Donald McKayle was a modern dancer, choreographer, teacher, director and writer best known for creating socially conscious concert works during the 1950s and ’60s that focus on expressing the black experience in America.
Mckayle was born on July 6, 1930, in New York City. He grew up in East Harlem which was mainly a mixed-race community. McKayle was the second child of a middle-class immigrant family. While growing up, he was influenced by his parents’ liberal and activist lifestyles and the exposure to social dance and the exuberant social atmosphere of the West Indian parties his parents attended.
McKayle premiered his solo piece at the age of eighteen, Saturday’s Child in 1948, which was choreographed to the poetry of Countee Cullen. This piece depicted the reality of poverty and the suffering of the homeless. According to McKayle’s autobiography, he was inducted into the Committee for the Negro in the Arts due to the repeated performance and high visibility of this piece.

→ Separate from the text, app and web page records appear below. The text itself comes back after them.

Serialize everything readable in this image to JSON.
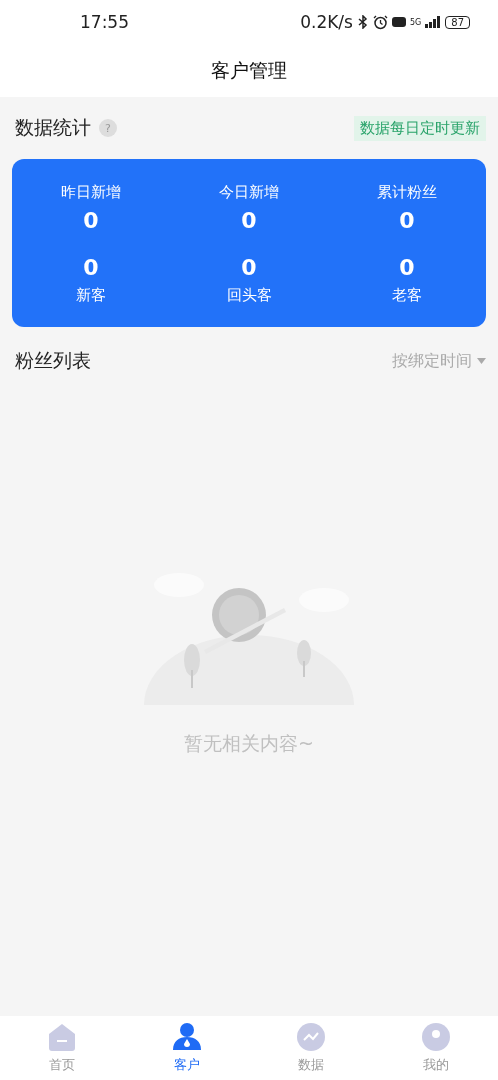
{
  "status_bar": {
    "time": "17:55",
    "speed": "0.2K/s",
    "network": "5G",
    "battery": "87"
  },
  "header": {
    "title": "客户管理"
  },
  "stats": {
    "title": "数据统计",
    "help": "?",
    "badge": "数据每日定时更新",
    "rows": [
      {
        "kind": "label-top",
        "items": [
          {
            "label": "昨日新增",
            "value": "0"
          },
          {
            "label": "今日新增",
            "value": "0"
          },
          {
            "label": "累计粉丝",
            "value": "0"
          }
        ]
      },
      {
        "kind": "label-bottom",
        "items": [
          {
            "label": "新客",
            "value": "0"
          },
          {
            "label": "回头客",
            "value": "0"
          },
          {
            "label": "老客",
            "value": "0"
          }
        ]
      }
    ]
  },
  "fans": {
    "title": "粉丝列表",
    "sort": "按绑定时间"
  },
  "empty": {
    "message": "暂无相关内容~"
  },
  "tabbar": [
    {
      "label": "首页",
      "kind": "home",
      "selected": false
    },
    {
      "label": "客户",
      "kind": "user",
      "selected": true
    },
    {
      "label": "数据",
      "kind": "chart",
      "selected": false
    },
    {
      "label": "我的",
      "kind": "me",
      "selected": false
    }
  ]
}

The American dance classic Games (1951) was McKayle’s first major work and was responsible for launching his dance career. His early works attracted the interest of numerous audiences. He later began choreographing for celebrities which led to several appearances in popular television shows including The Ed Sullivan Show and The Bill Cosby Show. He choreographed for films including The Great White Hope and The Minstrel Man.
He later formed and directed his own dance company, Donald McKayle, and Dancers (1951–69), and was the head of the Inner City Repertory Dance Company from 1970 to 1974. Donald McKayle died on April 6, 2018.